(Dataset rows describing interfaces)

———

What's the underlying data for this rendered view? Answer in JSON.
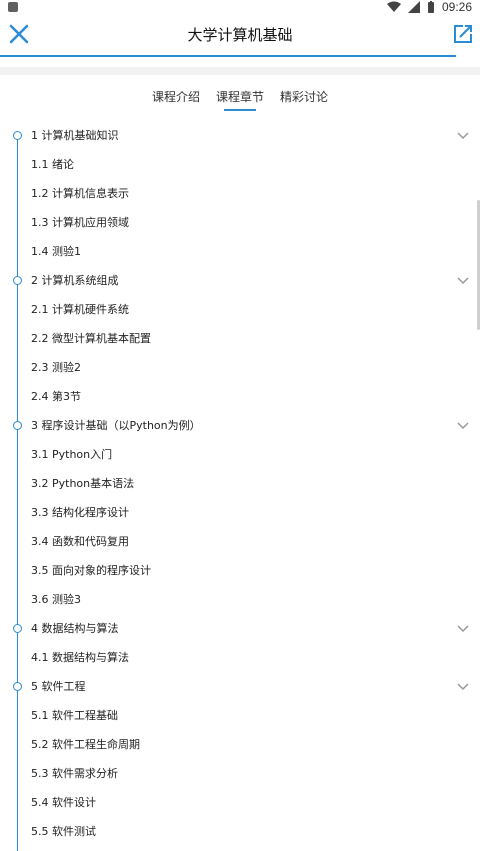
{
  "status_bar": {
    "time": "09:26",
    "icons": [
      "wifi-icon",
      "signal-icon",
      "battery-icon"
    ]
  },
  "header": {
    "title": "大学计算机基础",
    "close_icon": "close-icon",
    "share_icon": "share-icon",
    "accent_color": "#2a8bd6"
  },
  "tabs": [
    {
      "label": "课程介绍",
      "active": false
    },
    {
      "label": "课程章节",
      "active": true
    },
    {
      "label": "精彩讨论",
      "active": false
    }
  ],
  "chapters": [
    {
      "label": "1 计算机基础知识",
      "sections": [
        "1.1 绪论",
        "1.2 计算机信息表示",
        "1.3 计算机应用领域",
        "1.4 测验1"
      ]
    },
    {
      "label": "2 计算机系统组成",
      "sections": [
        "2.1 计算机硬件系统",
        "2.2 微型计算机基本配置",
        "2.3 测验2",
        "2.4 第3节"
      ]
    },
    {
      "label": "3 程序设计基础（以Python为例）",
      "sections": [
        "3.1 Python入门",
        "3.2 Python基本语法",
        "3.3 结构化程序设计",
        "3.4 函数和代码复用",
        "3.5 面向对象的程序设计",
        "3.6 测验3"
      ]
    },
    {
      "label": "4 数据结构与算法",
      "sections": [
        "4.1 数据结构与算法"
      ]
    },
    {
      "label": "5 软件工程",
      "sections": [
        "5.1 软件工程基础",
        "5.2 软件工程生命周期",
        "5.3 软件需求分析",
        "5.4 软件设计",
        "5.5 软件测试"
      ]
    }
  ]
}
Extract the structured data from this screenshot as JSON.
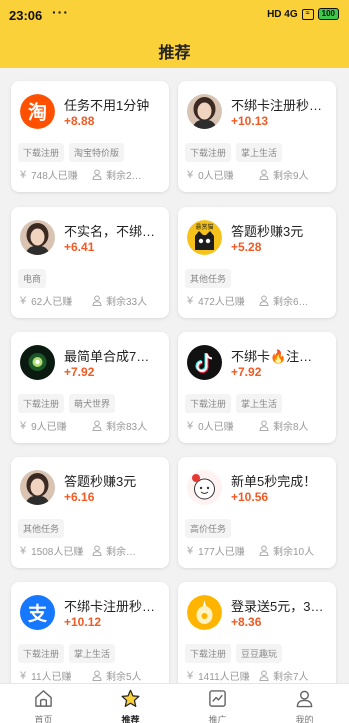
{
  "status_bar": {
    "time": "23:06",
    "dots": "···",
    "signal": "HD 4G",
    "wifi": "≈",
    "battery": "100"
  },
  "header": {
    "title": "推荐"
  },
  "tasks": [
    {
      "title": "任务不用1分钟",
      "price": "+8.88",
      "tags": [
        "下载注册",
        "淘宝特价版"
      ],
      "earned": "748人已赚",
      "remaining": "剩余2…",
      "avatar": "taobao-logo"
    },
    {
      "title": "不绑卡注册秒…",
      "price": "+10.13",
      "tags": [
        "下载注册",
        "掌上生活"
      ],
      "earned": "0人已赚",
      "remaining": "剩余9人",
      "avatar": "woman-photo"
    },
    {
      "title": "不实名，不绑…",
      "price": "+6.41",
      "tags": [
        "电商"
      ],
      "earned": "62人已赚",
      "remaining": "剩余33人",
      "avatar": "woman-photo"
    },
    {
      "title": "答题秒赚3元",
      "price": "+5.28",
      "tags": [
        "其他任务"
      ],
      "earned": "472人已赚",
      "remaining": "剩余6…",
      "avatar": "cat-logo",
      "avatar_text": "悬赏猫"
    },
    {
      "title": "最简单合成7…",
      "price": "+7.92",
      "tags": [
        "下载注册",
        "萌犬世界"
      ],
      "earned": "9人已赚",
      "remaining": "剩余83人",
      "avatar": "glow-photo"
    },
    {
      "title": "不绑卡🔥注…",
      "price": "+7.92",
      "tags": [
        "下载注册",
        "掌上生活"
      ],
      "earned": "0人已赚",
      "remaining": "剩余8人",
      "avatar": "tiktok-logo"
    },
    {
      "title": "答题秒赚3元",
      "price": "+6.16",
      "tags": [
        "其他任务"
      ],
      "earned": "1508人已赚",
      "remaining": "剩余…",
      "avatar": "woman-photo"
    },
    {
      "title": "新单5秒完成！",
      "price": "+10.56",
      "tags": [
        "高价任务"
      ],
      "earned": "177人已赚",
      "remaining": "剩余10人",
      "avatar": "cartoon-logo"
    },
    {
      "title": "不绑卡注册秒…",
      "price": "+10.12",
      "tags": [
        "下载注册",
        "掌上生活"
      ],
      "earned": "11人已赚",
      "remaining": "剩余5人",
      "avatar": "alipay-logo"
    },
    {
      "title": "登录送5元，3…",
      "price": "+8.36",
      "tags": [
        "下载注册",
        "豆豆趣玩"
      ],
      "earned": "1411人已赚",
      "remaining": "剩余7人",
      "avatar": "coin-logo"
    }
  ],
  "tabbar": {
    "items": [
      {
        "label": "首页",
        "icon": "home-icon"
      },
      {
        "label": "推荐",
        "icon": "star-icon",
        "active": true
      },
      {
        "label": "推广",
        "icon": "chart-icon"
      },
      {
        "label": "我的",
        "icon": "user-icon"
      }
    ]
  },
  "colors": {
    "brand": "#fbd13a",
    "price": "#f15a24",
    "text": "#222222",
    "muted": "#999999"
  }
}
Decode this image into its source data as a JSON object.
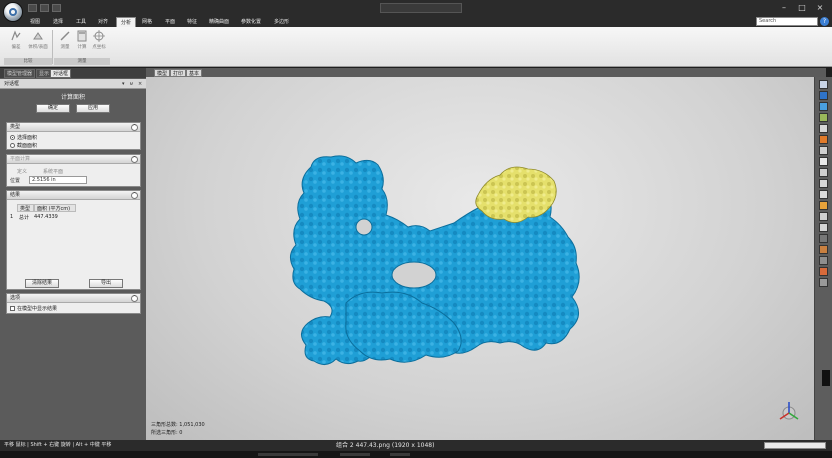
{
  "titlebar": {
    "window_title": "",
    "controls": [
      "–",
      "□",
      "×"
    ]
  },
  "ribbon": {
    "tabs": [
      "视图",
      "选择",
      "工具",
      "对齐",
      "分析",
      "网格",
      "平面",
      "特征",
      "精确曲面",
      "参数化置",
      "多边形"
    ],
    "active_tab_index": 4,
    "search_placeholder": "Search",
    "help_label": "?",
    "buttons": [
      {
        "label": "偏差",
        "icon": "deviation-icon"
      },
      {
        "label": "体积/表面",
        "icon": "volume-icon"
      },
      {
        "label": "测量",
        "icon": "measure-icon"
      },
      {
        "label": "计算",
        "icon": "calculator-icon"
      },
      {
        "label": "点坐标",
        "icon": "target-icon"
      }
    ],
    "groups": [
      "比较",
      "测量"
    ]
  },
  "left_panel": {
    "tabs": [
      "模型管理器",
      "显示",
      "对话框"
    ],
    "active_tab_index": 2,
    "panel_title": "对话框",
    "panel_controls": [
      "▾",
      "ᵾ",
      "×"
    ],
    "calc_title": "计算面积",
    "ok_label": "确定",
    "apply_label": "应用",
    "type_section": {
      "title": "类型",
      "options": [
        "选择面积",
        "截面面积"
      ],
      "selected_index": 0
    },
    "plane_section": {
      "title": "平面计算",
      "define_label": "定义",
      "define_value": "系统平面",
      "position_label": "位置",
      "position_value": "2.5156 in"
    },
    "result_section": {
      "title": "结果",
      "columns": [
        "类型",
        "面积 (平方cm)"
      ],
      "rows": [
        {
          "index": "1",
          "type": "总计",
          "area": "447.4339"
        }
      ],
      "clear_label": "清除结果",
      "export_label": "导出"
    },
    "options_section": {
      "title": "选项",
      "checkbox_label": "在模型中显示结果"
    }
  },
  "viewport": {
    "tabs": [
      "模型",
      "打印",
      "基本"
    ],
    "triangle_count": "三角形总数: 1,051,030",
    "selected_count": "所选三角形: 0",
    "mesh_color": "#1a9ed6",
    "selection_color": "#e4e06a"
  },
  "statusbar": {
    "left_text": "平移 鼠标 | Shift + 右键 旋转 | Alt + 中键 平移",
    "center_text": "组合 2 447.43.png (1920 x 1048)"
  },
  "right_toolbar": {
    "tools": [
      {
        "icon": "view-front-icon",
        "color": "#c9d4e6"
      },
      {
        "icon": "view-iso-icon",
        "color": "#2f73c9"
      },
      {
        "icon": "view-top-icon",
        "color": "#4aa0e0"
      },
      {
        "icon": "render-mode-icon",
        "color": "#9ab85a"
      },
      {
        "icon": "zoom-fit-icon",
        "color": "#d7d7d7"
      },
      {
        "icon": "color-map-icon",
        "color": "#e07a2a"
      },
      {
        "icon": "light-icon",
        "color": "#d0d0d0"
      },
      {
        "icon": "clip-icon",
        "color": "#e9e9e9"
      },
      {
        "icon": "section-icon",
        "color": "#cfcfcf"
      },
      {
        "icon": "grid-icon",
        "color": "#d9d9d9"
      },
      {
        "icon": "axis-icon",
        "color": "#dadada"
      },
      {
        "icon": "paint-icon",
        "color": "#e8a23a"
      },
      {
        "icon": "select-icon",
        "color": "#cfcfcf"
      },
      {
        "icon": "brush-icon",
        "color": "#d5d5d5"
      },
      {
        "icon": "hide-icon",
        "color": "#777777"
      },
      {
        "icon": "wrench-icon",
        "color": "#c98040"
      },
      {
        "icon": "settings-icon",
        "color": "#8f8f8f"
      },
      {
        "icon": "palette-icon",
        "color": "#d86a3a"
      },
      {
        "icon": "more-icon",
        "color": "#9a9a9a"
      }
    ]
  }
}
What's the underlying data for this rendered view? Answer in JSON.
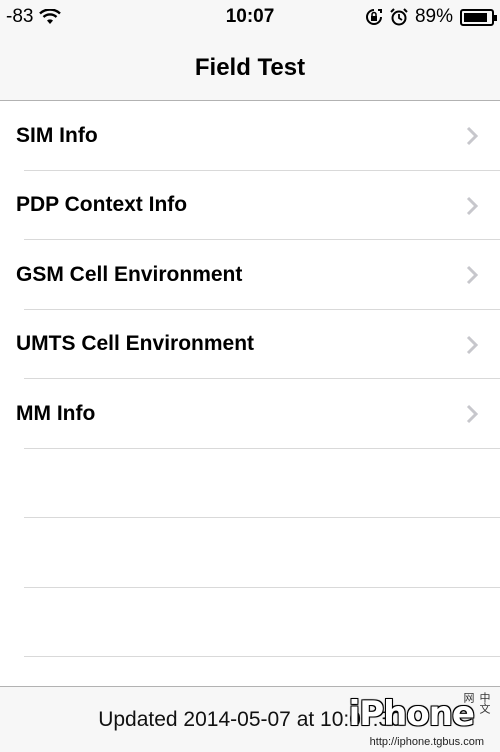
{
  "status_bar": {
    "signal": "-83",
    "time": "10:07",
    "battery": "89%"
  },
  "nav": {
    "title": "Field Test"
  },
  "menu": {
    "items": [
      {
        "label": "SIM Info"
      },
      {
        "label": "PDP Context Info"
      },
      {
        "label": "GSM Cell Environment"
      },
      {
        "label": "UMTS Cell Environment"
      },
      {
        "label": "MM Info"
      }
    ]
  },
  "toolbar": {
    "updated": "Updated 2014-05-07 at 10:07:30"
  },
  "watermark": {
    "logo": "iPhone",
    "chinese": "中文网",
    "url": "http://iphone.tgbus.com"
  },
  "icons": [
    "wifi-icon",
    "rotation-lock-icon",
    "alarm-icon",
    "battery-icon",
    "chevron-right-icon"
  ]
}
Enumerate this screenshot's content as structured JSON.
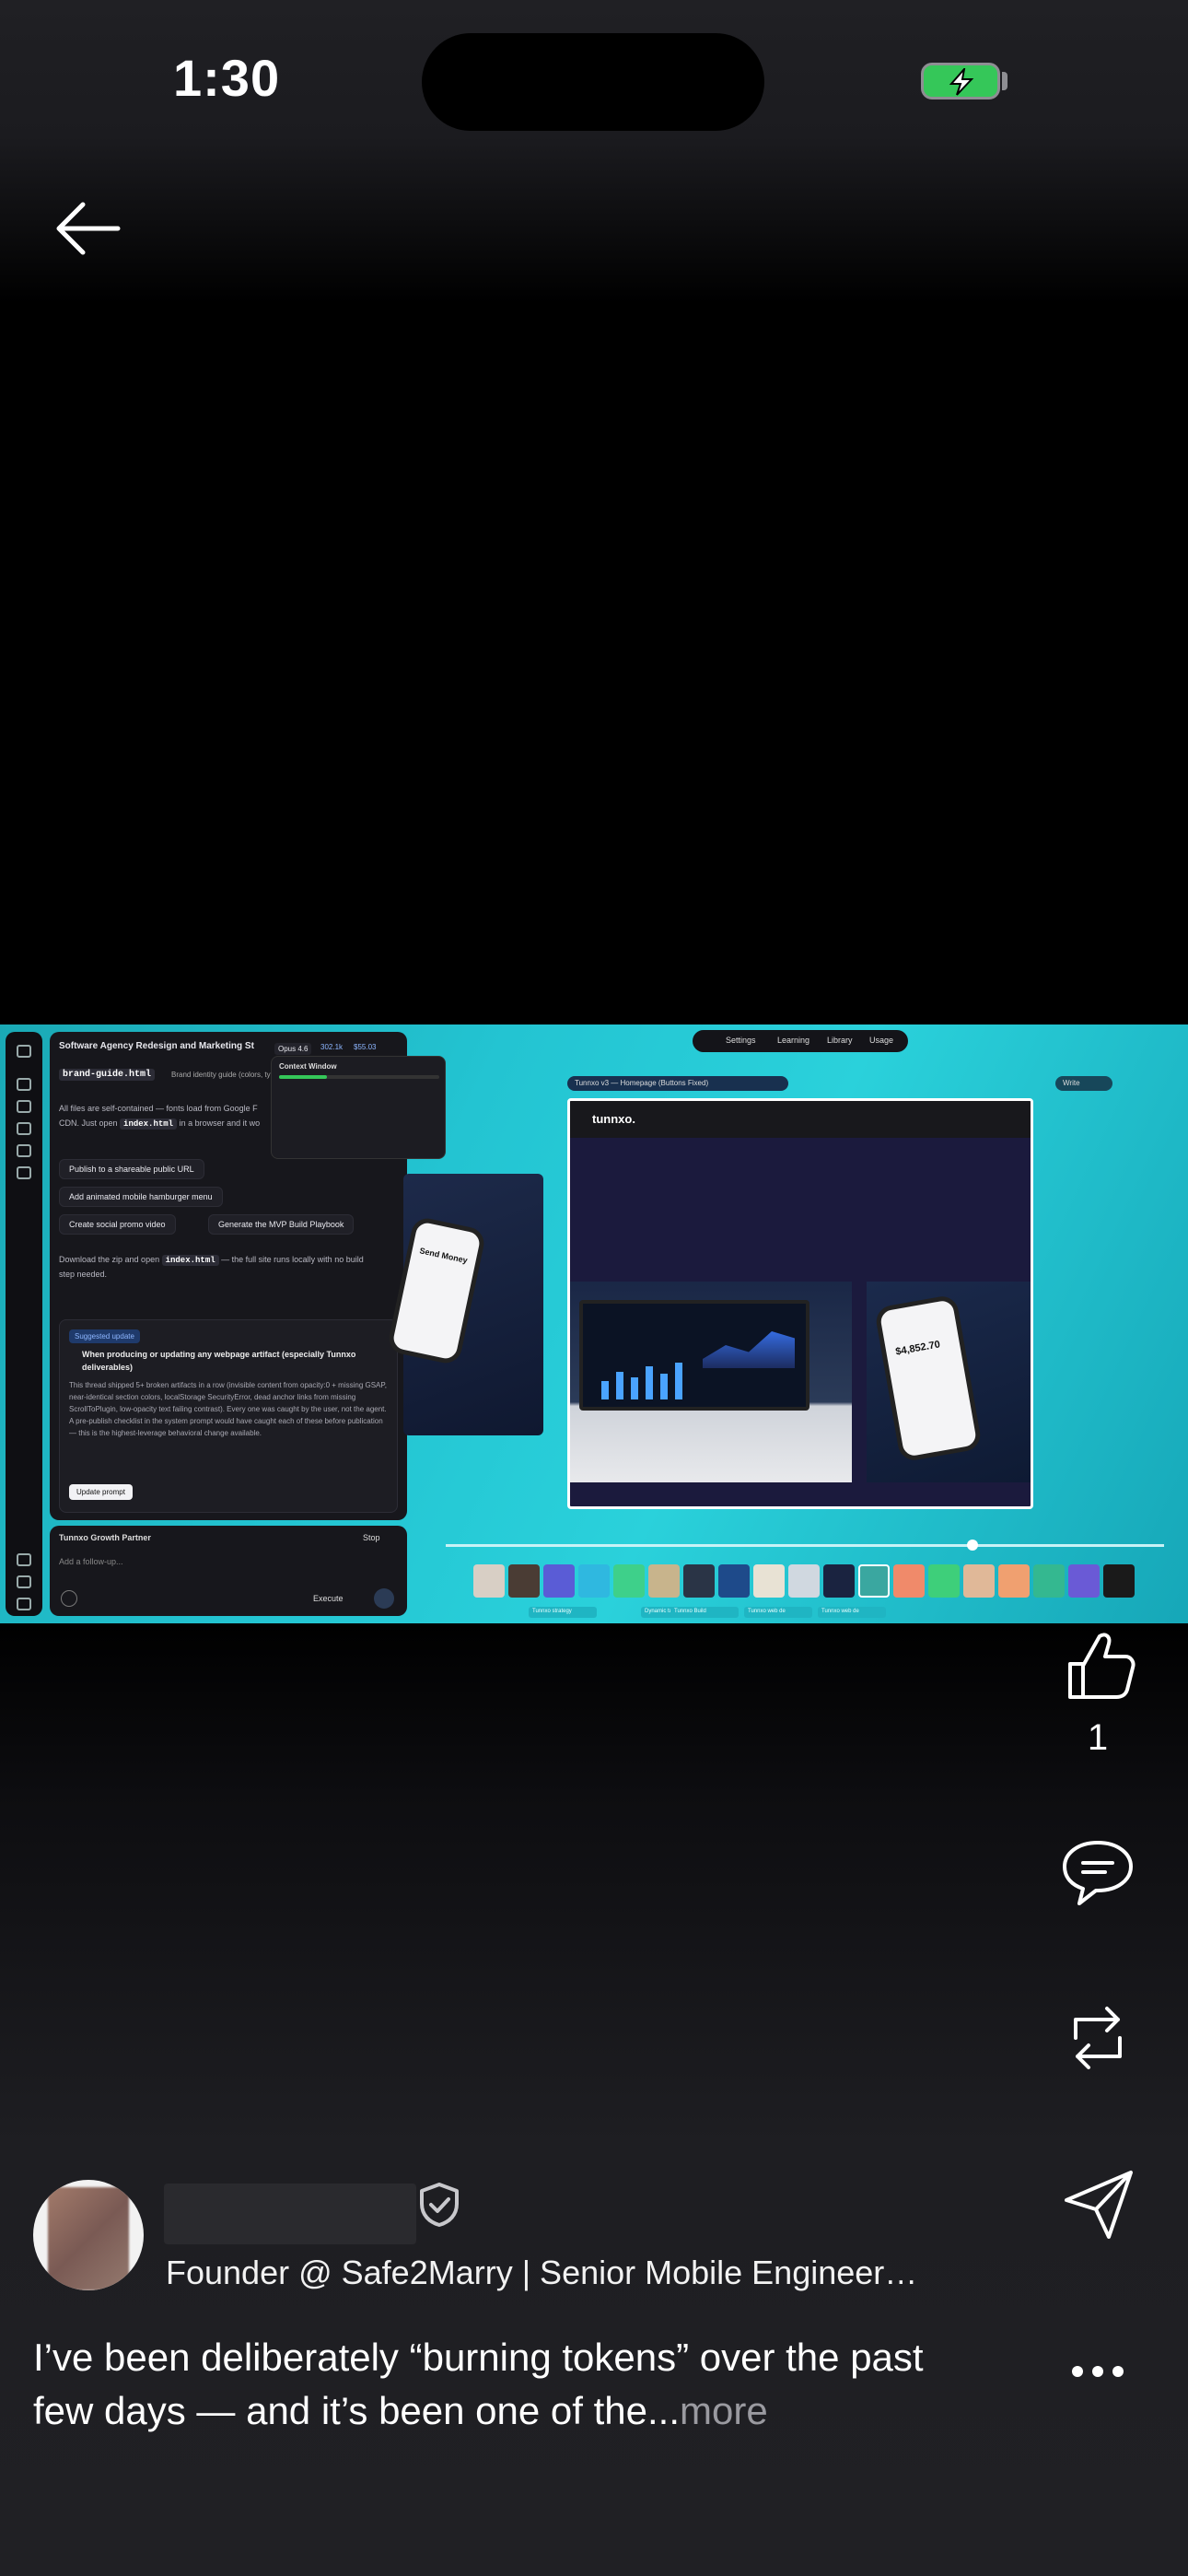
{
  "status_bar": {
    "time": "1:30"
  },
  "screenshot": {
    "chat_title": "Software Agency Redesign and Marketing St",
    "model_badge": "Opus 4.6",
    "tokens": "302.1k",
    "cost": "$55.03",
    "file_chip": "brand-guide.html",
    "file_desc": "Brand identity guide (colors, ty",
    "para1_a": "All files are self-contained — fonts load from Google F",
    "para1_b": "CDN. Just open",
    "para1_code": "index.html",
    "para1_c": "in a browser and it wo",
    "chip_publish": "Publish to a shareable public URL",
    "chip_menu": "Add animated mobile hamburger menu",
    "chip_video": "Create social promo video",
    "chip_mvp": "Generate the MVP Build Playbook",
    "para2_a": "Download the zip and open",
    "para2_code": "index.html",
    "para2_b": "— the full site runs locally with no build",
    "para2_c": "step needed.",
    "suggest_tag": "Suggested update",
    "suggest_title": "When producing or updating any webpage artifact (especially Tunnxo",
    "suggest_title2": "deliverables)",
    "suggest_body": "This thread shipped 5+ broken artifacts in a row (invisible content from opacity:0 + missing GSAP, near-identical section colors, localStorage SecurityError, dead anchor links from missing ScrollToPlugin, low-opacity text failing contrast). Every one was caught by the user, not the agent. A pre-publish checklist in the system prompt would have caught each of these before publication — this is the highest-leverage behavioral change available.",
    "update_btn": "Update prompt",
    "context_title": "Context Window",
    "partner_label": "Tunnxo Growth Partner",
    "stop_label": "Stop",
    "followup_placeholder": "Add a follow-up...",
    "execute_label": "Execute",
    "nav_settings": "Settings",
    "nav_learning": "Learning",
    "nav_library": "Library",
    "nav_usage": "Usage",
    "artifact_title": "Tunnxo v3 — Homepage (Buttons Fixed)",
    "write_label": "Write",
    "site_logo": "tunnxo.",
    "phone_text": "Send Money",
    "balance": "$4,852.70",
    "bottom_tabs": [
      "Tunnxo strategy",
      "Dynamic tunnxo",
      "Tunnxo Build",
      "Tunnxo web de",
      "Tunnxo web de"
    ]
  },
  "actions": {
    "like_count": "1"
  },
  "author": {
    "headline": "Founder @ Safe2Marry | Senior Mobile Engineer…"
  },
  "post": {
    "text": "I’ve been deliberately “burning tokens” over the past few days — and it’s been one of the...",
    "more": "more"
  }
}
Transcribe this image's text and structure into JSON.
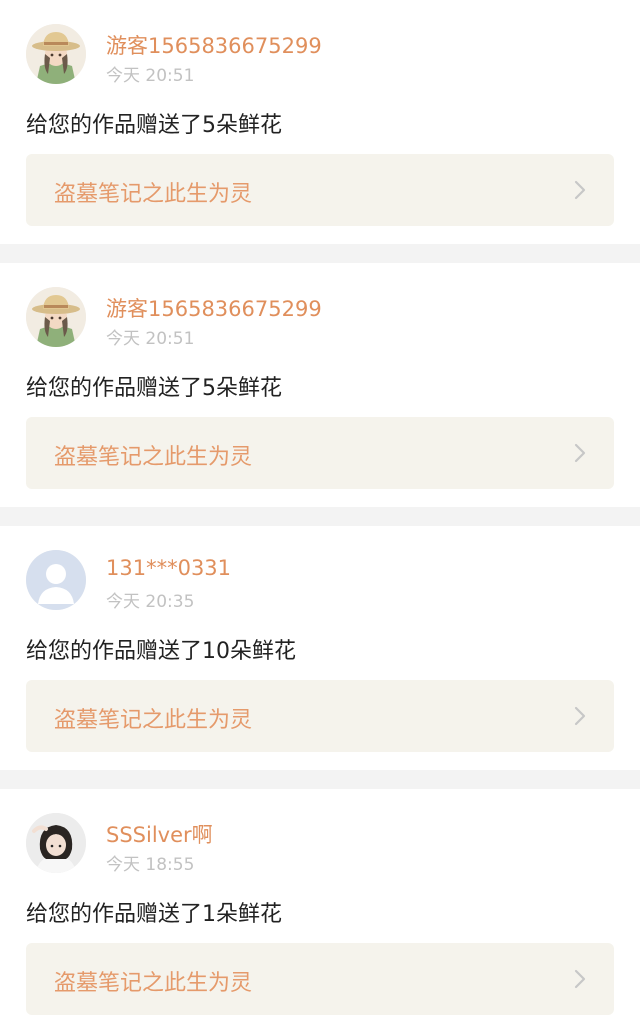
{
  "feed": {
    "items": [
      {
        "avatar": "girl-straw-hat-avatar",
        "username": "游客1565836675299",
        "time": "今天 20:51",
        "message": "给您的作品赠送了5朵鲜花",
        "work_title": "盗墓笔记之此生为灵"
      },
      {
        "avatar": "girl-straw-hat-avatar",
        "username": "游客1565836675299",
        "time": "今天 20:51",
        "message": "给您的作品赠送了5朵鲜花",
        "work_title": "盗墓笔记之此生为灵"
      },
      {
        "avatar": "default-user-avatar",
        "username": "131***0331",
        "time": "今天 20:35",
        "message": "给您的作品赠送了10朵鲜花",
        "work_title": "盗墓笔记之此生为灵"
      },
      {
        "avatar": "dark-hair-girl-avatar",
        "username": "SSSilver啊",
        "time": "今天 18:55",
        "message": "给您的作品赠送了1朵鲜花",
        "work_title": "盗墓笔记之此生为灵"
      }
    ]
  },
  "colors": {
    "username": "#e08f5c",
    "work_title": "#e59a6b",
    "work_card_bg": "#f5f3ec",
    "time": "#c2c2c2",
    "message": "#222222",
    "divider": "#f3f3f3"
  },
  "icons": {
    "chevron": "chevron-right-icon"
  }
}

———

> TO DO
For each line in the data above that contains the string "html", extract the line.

> RESPONSE AREA
    "file_chip": "brand-guide.html",
    "para1_code": "index.html",
    "para2_code": "index.html",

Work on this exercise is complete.